In some cases, trip cancellation insurance can protect your financial investment in a trip if you need to change your itinerary in the event of an international outbreak. Visit CDC’s Travelers’ Health website if you would like to learn more about travel insurance, including trip cancellation insurance.
Exemptions may be granted on an extremely limited basis when emergency travel (like an emergency medical evacuation) must occur to preserve someone’s life, health against a serious danger, or physical safety and testing cannot be completed before travel.
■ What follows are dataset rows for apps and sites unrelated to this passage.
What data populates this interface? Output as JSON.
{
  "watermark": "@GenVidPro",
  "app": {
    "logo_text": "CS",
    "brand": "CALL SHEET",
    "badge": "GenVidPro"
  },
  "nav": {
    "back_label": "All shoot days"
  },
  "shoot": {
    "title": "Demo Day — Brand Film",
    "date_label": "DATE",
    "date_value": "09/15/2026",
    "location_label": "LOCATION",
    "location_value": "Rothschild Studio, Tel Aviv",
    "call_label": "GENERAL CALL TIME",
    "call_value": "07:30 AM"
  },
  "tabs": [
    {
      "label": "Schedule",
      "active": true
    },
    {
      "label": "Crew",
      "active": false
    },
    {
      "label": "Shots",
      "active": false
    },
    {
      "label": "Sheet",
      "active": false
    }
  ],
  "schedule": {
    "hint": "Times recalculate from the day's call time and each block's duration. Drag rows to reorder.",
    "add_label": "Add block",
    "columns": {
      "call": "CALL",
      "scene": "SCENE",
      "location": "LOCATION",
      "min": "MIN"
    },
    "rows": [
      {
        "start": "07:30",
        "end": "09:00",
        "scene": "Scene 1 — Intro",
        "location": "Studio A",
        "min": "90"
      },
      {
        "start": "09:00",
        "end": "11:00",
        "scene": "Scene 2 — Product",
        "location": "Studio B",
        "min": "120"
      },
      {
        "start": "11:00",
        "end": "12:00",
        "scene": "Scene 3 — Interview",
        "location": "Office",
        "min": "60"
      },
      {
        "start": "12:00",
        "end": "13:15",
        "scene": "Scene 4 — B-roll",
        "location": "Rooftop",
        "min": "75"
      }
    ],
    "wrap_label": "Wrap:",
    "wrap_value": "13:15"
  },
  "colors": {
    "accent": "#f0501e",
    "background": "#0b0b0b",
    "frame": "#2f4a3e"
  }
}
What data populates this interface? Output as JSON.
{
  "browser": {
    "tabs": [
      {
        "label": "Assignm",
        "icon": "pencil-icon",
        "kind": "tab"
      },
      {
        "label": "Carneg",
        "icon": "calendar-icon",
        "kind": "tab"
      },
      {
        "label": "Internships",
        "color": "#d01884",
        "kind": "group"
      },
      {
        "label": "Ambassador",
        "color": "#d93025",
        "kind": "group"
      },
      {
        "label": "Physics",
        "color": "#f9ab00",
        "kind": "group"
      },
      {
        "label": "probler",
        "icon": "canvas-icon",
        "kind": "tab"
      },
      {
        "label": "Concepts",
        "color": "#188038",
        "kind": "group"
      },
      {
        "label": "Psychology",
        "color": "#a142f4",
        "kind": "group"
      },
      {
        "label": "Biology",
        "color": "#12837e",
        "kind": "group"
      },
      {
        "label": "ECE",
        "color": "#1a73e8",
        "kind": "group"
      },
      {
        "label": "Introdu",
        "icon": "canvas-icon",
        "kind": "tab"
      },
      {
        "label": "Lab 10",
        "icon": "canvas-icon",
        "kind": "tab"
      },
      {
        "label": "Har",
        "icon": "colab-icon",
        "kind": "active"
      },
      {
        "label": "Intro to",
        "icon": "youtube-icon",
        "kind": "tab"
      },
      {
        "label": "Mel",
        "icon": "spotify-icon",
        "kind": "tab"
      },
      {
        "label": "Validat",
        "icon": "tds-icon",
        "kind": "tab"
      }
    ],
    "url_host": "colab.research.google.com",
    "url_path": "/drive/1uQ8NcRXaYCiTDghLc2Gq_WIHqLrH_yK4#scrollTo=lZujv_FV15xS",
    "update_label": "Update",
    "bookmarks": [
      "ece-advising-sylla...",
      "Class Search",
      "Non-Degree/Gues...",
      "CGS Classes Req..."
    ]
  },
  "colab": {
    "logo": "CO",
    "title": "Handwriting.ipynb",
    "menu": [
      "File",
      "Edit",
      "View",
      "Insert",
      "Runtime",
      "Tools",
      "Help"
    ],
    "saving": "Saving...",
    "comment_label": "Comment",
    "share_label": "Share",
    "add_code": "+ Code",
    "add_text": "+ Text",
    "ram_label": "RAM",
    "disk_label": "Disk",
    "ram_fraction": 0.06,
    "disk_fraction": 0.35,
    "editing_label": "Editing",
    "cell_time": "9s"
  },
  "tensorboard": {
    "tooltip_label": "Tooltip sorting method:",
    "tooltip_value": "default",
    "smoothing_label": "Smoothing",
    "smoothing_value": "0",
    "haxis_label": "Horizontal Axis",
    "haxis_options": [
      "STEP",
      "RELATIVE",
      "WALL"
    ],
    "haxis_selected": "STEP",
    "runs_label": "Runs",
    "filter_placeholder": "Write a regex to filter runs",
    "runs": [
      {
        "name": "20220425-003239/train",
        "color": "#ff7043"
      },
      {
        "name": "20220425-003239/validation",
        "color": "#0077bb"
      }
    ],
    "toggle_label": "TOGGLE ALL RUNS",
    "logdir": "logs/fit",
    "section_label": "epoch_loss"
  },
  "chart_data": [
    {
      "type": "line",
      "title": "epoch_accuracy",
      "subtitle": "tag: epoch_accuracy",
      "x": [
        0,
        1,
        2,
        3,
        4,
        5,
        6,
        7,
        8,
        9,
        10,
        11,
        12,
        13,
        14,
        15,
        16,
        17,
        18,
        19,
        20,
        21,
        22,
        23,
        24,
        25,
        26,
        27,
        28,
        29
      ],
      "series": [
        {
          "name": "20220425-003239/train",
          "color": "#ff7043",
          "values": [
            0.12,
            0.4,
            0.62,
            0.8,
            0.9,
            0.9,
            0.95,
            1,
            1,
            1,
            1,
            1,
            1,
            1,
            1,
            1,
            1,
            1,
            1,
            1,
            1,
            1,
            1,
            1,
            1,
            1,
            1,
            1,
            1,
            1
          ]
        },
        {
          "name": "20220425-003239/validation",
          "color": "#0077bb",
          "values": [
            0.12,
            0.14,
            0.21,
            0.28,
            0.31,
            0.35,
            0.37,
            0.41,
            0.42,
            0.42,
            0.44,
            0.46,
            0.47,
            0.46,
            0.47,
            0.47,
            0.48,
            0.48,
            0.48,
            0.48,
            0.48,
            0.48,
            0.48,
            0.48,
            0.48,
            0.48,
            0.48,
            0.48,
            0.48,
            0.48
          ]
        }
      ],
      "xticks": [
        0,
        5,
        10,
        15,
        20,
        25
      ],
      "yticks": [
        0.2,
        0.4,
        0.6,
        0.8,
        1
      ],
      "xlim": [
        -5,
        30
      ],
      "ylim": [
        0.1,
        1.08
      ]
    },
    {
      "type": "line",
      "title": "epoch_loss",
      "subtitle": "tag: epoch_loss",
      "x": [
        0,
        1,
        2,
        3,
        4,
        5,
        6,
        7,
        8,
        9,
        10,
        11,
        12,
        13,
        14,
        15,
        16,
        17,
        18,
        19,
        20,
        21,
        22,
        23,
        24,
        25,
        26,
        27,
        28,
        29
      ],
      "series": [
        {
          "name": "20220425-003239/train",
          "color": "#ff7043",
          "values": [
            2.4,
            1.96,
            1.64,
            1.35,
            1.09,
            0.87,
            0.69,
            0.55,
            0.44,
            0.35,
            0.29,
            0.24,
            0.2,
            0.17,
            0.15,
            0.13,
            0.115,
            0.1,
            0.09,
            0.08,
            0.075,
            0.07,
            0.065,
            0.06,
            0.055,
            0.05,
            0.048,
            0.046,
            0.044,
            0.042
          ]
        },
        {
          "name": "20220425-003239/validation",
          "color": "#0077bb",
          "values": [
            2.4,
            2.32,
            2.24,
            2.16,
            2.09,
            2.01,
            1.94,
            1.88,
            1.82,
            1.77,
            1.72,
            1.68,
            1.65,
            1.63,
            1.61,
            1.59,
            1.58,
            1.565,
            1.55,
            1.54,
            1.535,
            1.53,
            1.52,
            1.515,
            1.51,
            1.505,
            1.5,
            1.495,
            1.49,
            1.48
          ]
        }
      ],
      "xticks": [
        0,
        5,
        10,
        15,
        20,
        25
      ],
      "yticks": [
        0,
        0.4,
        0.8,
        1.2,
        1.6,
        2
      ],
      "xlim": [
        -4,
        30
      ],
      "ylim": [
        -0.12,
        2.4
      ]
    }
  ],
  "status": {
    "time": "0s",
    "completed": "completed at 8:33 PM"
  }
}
CDC may grant a humanitarian exemption in limited circumstances only when an individual must travel to the United States to preserve health and safety (e.g., emergency medical evacuations) and is unable to access or complete the testing requirement before travel. Individuals applying for this exemption should contact the U.S. embassy or consulate in or nearest to the country from which they are departing for the United States. The embassy will then transmit this information to the CDC for consideration.
You can contact the nearest U.S. embassy or consulate, or call these numbers at the U.S. Department of State headquarters: From the United States and Canada: 888-407-4747; from overseas: 202-501-4444.
CDC will provide additional information as to how to make this application.
Private flights or general aviation aircraft may transport a patient who has tested positive, or exposed contacts if they adhere to CDC’s Interim Guidance for Transporting or Arranging Transportation by Air into, from, or within the United States of People with COVID-19 or COVID-19 Exposure.